John Muir The recital of his experiences during a stormy night on the summit of Mount Shasta will take rank among the most thrilling of his records of adventure. His observations on the dead towns of Nevada, and on the Indians gathering their harvest of pine nuts, recall a phase of Western life that has left few traces in American literature.
John Muir The Story of My boyhood and Youth is a series of essays on the three worlds of the young John Muir: his first eleven years in an old town in Scotland, the years 1849-1860 in the central Wisconsin wilderness, during the time the area was being settled, and four years at the University of Wisconsin.
John Muir The journal of nature lover John Muir who spent the summer of 1869 walking California’s Sierra Nevada range. From French Bar to Mono Lake and the Yosemite Valley, Muir was awestruck by everything he saw. The antics of the smallest “insect people” amazed him as much as stunted thousand year old Juniper trees growing with inconceivable tenacity from tiny cracks in the stone.
John Muir This carefully crafted ebook: "JOHN MUIR Ultimate Collection: Travel Memoirs, Wilderness Essays, Environmental Studies & Letters (Illustrated)" is formatted for your eReader with a functional and detailed table of contents.
Table of Contents:
The Mountains of California
Our National Parks
My First Summer in the Sierra
Travels in Alaska
Stickeen: The Story of a Dog
The Cruise of the Corwin
A Thousand-mile Walk to the Gulf
Studies in the Sierra
Articles and Speeches:
The National Parks and Forest Reservations
Save the Redwoods
Snow-Storm on Mount Shasta
Features of the Proposed Yosemite National Park
A Rival of the Yosemite
The Treasures of the Yosemite
Yosemite in Winter
Yosemite in Spring
Edward Henry Harriman
Edward Taylor Parsons
The Hetch Hetchy Valley
The Grand Cañon of the Colorado
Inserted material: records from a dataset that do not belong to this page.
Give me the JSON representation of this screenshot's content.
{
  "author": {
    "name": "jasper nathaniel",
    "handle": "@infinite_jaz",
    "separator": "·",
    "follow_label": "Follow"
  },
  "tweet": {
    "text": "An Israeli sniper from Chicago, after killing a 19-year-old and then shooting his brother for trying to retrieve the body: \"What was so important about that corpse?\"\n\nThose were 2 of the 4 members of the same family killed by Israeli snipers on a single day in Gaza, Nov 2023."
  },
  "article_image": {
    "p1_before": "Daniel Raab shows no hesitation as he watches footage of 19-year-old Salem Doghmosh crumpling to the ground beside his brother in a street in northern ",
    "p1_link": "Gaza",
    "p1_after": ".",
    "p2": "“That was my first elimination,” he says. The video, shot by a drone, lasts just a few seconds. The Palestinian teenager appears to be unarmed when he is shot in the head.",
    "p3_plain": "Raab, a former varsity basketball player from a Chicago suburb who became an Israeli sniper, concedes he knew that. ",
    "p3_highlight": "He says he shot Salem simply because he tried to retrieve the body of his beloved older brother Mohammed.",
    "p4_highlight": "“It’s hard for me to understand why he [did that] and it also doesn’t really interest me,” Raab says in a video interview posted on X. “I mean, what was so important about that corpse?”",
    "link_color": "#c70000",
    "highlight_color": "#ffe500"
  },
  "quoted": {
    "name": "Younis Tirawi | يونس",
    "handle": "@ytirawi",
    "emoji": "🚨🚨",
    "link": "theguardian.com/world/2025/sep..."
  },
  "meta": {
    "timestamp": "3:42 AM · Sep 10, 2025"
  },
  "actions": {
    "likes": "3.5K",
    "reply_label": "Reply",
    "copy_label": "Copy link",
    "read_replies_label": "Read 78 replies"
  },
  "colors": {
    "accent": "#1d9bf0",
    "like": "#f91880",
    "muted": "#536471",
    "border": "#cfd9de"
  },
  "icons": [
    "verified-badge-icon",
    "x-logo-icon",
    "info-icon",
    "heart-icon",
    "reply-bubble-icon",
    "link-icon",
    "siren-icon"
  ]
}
The Story of My Boyhood and Youth
Letters to a Friend
Alaska Days with John Muir by Samuel Hall Young
John Muir (1838-1914) was a Scottish-American naturalist, author, environmental philosopher and early advocate of preservation of wilderness in the United States. His letters, essays, and books telling of his adventures in nature, especially in the Sierra Nevada mountains of California, have been read by millions. His activism helped to preserve the Yosemite Valley, Sequoia National Park and other wilderness areas. The Sierra Club, which he founded, is a prominent American conservation organization.
John Muir Our lives are determined by relationships, some fleeting, some lifelong. But most are in between. Some relationships are made good, some go bad. We are often left wondering how and why some things changed. The searching, the learning, the discovery sometimes of yourself, if you really look. Through this we can experience the extremes of emotion which can make the middle ground so hard to find. But unless we have been to the dark valleys, we will never learn that we can soar in the sun above the highest mountains like an eagle.